▶ _BRIEF_:
How many lines within the records include the word "motorPin"? Only that number should be given.
───── MATERIAL TO PROCESS
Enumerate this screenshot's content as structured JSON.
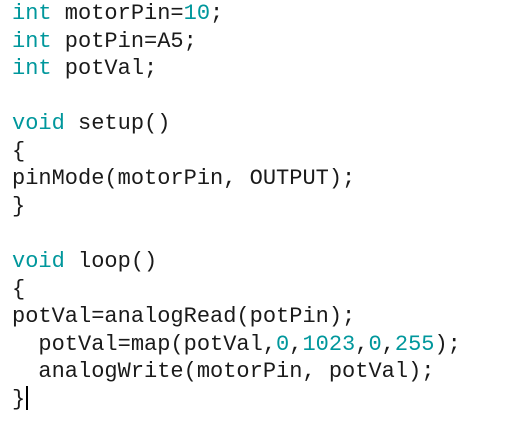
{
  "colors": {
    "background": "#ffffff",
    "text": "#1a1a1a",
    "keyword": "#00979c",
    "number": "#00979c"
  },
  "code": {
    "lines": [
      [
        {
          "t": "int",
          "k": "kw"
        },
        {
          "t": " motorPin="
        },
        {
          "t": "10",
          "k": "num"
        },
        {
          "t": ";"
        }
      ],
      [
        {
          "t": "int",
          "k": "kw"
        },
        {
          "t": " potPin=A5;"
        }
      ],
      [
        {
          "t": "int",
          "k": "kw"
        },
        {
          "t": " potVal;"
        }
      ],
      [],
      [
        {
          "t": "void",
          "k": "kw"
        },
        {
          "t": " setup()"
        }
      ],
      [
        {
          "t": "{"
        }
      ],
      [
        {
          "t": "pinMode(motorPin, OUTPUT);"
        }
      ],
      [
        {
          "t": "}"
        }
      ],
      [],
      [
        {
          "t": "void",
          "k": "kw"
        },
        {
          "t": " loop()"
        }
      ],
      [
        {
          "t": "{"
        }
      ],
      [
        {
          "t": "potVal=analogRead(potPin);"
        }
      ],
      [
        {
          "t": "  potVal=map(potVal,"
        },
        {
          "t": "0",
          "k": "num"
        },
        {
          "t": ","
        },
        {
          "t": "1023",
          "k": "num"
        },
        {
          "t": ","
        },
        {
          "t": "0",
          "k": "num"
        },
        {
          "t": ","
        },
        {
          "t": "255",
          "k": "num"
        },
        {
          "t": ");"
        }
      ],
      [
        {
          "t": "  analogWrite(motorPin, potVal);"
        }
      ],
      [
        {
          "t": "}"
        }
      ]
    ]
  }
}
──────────
▶ _REPLY TO THE EXERCISE_:
3